_TASK INSTRUCTIONS_: Retype each line below precisely and omit all images.

_SOURCE MATERIAL_:
#####

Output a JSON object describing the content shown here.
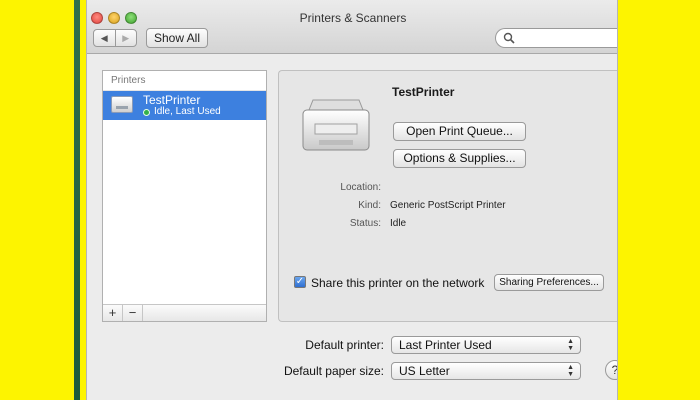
{
  "window": {
    "title": "Printers & Scanners",
    "show_all": "Show All",
    "back_glyph": "◀",
    "forward_glyph": "▶"
  },
  "sidebar": {
    "header": "Printers",
    "items": [
      {
        "name": "TestPrinter",
        "status": "Idle, Last Used",
        "selected": true
      }
    ],
    "add_glyph": "+",
    "remove_glyph": "−"
  },
  "detail": {
    "printer_name": "TestPrinter",
    "open_queue_label": "Open Print Queue...",
    "options_label": "Options & Supplies...",
    "location_label": "Location:",
    "location_value": "",
    "kind_label": "Kind:",
    "kind_value": "Generic PostScript Printer",
    "status_label": "Status:",
    "status_value": "Idle",
    "share_checked": true,
    "share_check_glyph": "✓",
    "share_label": "Share this printer on the network",
    "sharing_prefs_label": "Sharing Preferences..."
  },
  "footer": {
    "default_printer_label": "Default printer:",
    "default_printer_value": "Last Printer Used",
    "paper_size_label": "Default paper size:",
    "paper_size_value": "US Letter",
    "help_glyph": "?"
  },
  "colors": {
    "selection": "#3d80df",
    "background_yellow": "#fdf400",
    "status_green": "#34b04a"
  },
  "icons": [
    "search-icon",
    "printer-icon",
    "status-dot-icon"
  ]
}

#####

_ANSWER BOX_:
Output a JSON object describing the content shown here.
{
  "window": {
    "title": "Printers & Scanners",
    "show_all": "Show All",
    "back_glyph": "◀",
    "forward_glyph": "▶"
  },
  "sidebar": {
    "header": "Printers",
    "items": [
      {
        "name": "TestPrinter",
        "status": "Idle, Last Used",
        "selected": true
      }
    ],
    "add_glyph": "+",
    "remove_glyph": "−"
  },
  "detail": {
    "printer_name": "TestPrinter",
    "open_queue_label": "Open Print Queue...",
    "options_label": "Options & Supplies...",
    "location_label": "Location:",
    "location_value": "",
    "kind_label": "Kind:",
    "kind_value": "Generic PostScript Printer",
    "status_label": "Status:",
    "status_value": "Idle",
    "share_checked": true,
    "share_check_glyph": "✓",
    "share_label": "Share this printer on the network",
    "sharing_prefs_label": "Sharing Preferences..."
  },
  "footer": {
    "default_printer_label": "Default printer:",
    "default_printer_value": "Last Printer Used",
    "paper_size_label": "Default paper size:",
    "paper_size_value": "US Letter",
    "help_glyph": "?"
  },
  "colors": {
    "selection": "#3d80df",
    "background_yellow": "#fdf400",
    "status_green": "#34b04a"
  },
  "icons": [
    "search-icon",
    "printer-icon",
    "status-dot-icon"
  ]
}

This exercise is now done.